We know very little about Alma and Max Bachmann. Alma was born in April 1874 in Pyritz in Pomerania (now Pyrzyce in Poland), about 135 km northeast of Berlin. Max was born in Münster in August 1871, over 700 km to the west. One hint of Max’s background comes from Manfred Rosengarten’s history, Themar, Thüringen: My Hometown: “Max served two hitches in the French Foreign Legion and fought in North Africa, Madagascar, and in Indochina near Hanoi along the Red River.”
When and where Alma and Max met and married is unknown but they were married by the early 1900s, as a postcard to them was found in a collection of postcards of Max Müller II. (Max had taken charge of Max Bachmann’s few belongings upon his death in March 1942.) At that time they were living in Spandau in Berlin.
Although we have no formal records, we are quite certain (99%) that the Bachmanns had a daughter, Sophie or Sofia. Oskar Stapf’s 1962 list of the “Jews of Themar from 1900 On” has “1 Kind/1 child” against the Bachmann name. In Themar, several eyewitnesses recall that the Bachmanns had a daughter who lived in Berlin.
Another postcard in the Max Müller II collection, from Walter Bachmann to his uncle Max, includes fond greetings being sent to Aunt Alma and “dear Sophie,” an additional trace. In a letter to Willy Müller, who emigrated to Palestine in 1938, his parents, Max and Clara Müller, asked if he had made contact with Sofia [sic their spelling] who was also in Palestine.

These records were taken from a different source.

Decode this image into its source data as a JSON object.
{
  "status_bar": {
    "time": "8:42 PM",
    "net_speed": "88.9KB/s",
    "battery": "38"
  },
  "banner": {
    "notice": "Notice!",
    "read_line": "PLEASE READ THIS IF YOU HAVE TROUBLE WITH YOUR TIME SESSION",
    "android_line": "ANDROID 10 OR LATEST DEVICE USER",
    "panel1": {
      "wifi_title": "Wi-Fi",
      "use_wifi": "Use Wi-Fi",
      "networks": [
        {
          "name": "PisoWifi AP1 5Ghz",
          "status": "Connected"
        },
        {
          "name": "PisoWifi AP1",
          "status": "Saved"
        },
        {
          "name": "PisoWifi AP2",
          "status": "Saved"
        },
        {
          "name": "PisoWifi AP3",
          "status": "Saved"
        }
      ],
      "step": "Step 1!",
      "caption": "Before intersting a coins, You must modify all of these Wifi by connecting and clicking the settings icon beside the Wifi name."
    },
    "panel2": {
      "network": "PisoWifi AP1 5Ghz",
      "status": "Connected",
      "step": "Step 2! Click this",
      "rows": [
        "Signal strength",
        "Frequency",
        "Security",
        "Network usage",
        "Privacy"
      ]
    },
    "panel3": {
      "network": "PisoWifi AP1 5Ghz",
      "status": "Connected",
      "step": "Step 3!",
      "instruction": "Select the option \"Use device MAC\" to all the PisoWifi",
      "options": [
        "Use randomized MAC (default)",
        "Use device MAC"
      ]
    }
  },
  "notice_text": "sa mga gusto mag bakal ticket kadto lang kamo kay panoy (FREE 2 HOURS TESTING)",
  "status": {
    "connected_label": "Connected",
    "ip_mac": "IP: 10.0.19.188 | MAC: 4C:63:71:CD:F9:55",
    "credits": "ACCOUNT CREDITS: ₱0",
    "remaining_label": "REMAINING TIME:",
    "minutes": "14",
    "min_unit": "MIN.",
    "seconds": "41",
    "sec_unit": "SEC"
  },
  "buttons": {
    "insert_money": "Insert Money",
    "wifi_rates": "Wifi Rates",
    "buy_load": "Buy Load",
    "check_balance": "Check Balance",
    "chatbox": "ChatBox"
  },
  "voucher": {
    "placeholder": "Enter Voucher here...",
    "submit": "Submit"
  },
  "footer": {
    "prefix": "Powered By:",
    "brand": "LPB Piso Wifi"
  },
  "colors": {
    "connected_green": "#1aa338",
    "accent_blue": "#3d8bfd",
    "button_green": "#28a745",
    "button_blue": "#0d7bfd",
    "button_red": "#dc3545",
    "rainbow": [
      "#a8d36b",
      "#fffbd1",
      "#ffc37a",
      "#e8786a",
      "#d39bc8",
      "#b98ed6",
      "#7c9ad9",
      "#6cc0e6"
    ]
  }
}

Why and exactly when Bachmanns came to live in Themar (about 500 km south of either Pyritz or Münster) is also unknown. But it is clear that, from the 1920s on, they were an integral part of the Themar community. Until 1933, they rented living space from cabinetmaker Schieppel at Schlagetererstr 11 (Römhilderstrasse) on the road to Wachenbrunn (see map). Max is identified as a ‘Kaufmann’/merchant in the Nazi records of the 1930s and Alma as a house wife.

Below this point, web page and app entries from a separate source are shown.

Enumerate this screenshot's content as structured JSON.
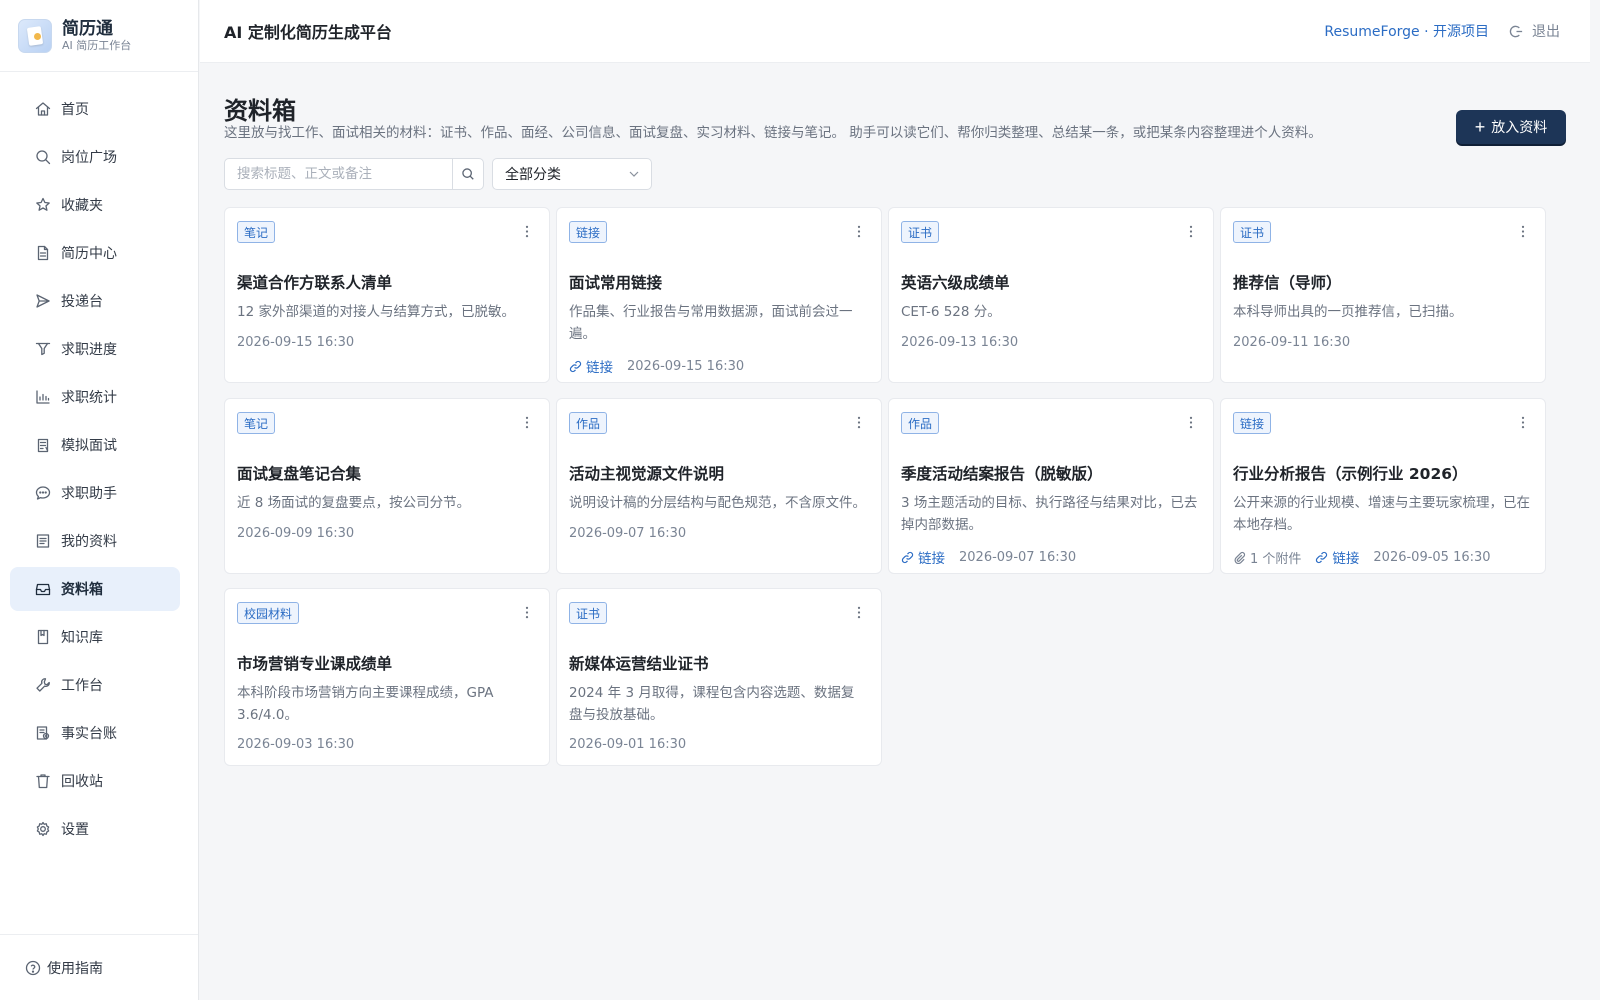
{
  "brand": {
    "name": "简历通",
    "subtitle": "AI 简历工作台"
  },
  "sidebar": {
    "items": [
      {
        "label": "首页",
        "icon": "home-icon"
      },
      {
        "label": "岗位广场",
        "icon": "search-icon"
      },
      {
        "label": "收藏夹",
        "icon": "star-icon"
      },
      {
        "label": "简历中心",
        "icon": "document-icon"
      },
      {
        "label": "投递台",
        "icon": "send-icon"
      },
      {
        "label": "求职进度",
        "icon": "filter-icon"
      },
      {
        "label": "求职统计",
        "icon": "bar-chart-icon"
      },
      {
        "label": "模拟面试",
        "icon": "clipboard-icon"
      },
      {
        "label": "求职助手",
        "icon": "chat-icon"
      },
      {
        "label": "我的资料",
        "icon": "profile-list-icon"
      },
      {
        "label": "资料箱",
        "icon": "inbox-icon",
        "active": true
      },
      {
        "label": "知识库",
        "icon": "book-icon"
      },
      {
        "label": "工作台",
        "icon": "wrench-icon"
      },
      {
        "label": "事实台账",
        "icon": "ledger-icon"
      },
      {
        "label": "回收站",
        "icon": "trash-icon"
      },
      {
        "label": "设置",
        "icon": "gear-icon"
      }
    ],
    "footer_label": "使用指南"
  },
  "header": {
    "title": "AI 定制化简历生成平台",
    "link_label": "ResumeForge · 开源项目",
    "logout_label": "退出"
  },
  "main": {
    "title": "资料箱",
    "description": "这里放与找工作、面试相关的材料：证书、作品、面经、公司信息、面试复盘、实习材料、链接与笔记。 助手可以读它们、帮你归类整理、总结某一条，或把某条内容整理进个人资料。",
    "add_button_label": "放入资料",
    "search_placeholder": "搜索标题、正文或备注",
    "category_select": "全部分类"
  },
  "cards": [
    {
      "tag": "笔记",
      "title": "渠道合作方联系人清单",
      "desc": "12 家外部渠道的对接人与结算方式，已脱敏。",
      "date": "2026-09-15 16:30",
      "link": null,
      "attachments": null
    },
    {
      "tag": "链接",
      "title": "面试常用链接",
      "desc": "作品集、行业报告与常用数据源，面试前会过一遍。",
      "date": "2026-09-15 16:30",
      "link": "链接",
      "attachments": null
    },
    {
      "tag": "证书",
      "title": "英语六级成绩单",
      "desc": "CET-6 528 分。",
      "date": "2026-09-13 16:30",
      "link": null,
      "attachments": null
    },
    {
      "tag": "证书",
      "title": "推荐信（导师）",
      "desc": "本科导师出具的一页推荐信，已扫描。",
      "date": "2026-09-11 16:30",
      "link": null,
      "attachments": null
    },
    {
      "tag": "笔记",
      "title": "面试复盘笔记合集",
      "desc": "近 8 场面试的复盘要点，按公司分节。",
      "date": "2026-09-09 16:30",
      "link": null,
      "attachments": null
    },
    {
      "tag": "作品",
      "title": "活动主视觉源文件说明",
      "desc": "说明设计稿的分层结构与配色规范，不含原文件。",
      "date": "2026-09-07 16:30",
      "link": null,
      "attachments": null
    },
    {
      "tag": "作品",
      "title": "季度活动结案报告（脱敏版）",
      "desc": "3 场主题活动的目标、执行路径与结果对比，已去掉内部数据。",
      "date": "2026-09-07 16:30",
      "link": "链接",
      "attachments": null
    },
    {
      "tag": "链接",
      "title": "行业分析报告（示例行业 2026）",
      "desc": "公开来源的行业规模、增速与主要玩家梳理，已在本地存档。",
      "date": "2026-09-05 16:30",
      "link": "链接",
      "attachments": "1 个附件"
    },
    {
      "tag": "校园材料",
      "title": "市场营销专业课成绩单",
      "desc": "本科阶段市场营销方向主要课程成绩，GPA 3.6/4.0。",
      "date": "2026-09-03 16:30",
      "link": null,
      "attachments": null
    },
    {
      "tag": "证书",
      "title": "新媒体运营结业证书",
      "desc": "2024 年 3 月取得，课程包含内容选题、数据复盘与投放基础。",
      "date": "2026-09-01 16:30",
      "link": null,
      "attachments": null
    }
  ],
  "colors": {
    "accent": "#2b6cc4",
    "primary_button": "#1d3557",
    "active_nav_bg": "#e8f0fb",
    "tag_bg": "#eef4fd",
    "tag_border": "#8fb3e6"
  }
}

When the Nazis took power in January 1933, Alma was 59 years old and Max 62.
Max immediately attracted the attention of the Nazis; according to Manfred Rosengarten’s account, Max had a “habit of coughing and spitting. Once he did this in front of the city’s display box of Der Stürmer, the Nazis’ antisemitic newspaper. He was arrested and charged with something like insulting the Nazi Party. He got off because enough people testified that he always coughed and spit without thinking. For people to do this,” Manfred remembered, “was rare in those days” — other eyewitness statements confirm his account and opinion.

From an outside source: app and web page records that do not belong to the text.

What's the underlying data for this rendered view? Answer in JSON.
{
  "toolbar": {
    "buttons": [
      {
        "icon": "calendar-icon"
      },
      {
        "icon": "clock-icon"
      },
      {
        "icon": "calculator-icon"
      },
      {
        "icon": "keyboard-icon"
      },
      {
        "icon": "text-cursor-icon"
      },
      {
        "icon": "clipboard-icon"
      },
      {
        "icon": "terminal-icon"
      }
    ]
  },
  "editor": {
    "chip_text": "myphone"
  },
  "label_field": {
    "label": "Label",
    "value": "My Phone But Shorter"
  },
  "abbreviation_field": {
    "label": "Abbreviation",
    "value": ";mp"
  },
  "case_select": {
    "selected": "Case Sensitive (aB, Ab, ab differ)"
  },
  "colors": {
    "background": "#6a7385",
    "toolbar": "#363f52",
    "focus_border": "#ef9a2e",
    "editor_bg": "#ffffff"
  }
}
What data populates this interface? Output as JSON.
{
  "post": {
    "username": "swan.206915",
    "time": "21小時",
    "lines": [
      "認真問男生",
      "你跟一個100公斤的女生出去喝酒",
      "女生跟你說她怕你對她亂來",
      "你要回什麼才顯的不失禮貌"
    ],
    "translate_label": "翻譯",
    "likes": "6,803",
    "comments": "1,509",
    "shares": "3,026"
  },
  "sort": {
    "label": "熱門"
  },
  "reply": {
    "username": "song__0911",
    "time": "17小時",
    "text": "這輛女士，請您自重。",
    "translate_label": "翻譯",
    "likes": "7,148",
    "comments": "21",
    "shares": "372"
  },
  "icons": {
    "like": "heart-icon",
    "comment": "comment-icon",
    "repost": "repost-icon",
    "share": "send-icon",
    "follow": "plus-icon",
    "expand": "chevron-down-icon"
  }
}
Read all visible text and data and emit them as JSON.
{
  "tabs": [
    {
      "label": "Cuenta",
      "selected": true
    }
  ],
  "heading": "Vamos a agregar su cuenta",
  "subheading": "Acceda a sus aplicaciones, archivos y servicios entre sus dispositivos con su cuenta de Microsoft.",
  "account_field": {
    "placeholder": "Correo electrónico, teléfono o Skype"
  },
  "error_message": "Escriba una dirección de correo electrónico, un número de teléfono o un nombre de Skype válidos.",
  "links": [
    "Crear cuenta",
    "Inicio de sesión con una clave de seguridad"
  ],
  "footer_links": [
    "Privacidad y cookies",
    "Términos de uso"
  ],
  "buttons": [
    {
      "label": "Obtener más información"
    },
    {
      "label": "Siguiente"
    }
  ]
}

Max’s luck did not continue: in the 1938 November Reichspogromnacht (known as ‘Kristallnacht’), Max, aged 68, was rounded up with the other men of Themar and hauled off to Buchenwald. Owing to his health and age — and sadly not because he and Alma had any hope of emigration — Max was released by the beginning of December. There is nothing in the official records to indicate that the Bachmanns attempted to emigrate, and their fate was therefore more or less sealed.
In December 1939, the SS forced the Bachmanns to move in with the Frankenberg and Sander families at Strasse des SA 20. Every day their living conditions worsened — both Bachmanns were ill and had to beg repeatedly to receive medical attention.
On November 10, 1941, Max Bachmann was denounced for not wearing the “Judenstern” (the yellow Star of David required of German Jews as of September 1941) and rearrested and sent back to Buchenwald.
Alma died shortly after Max’s arrest, on November 27, 1941. Max did not survive Buchenwald and died there on March 14, 1942, age 71. Not knowing that Alma was already dead, the Gestapo returned a pathetic cluster of Max’s clothing to her address.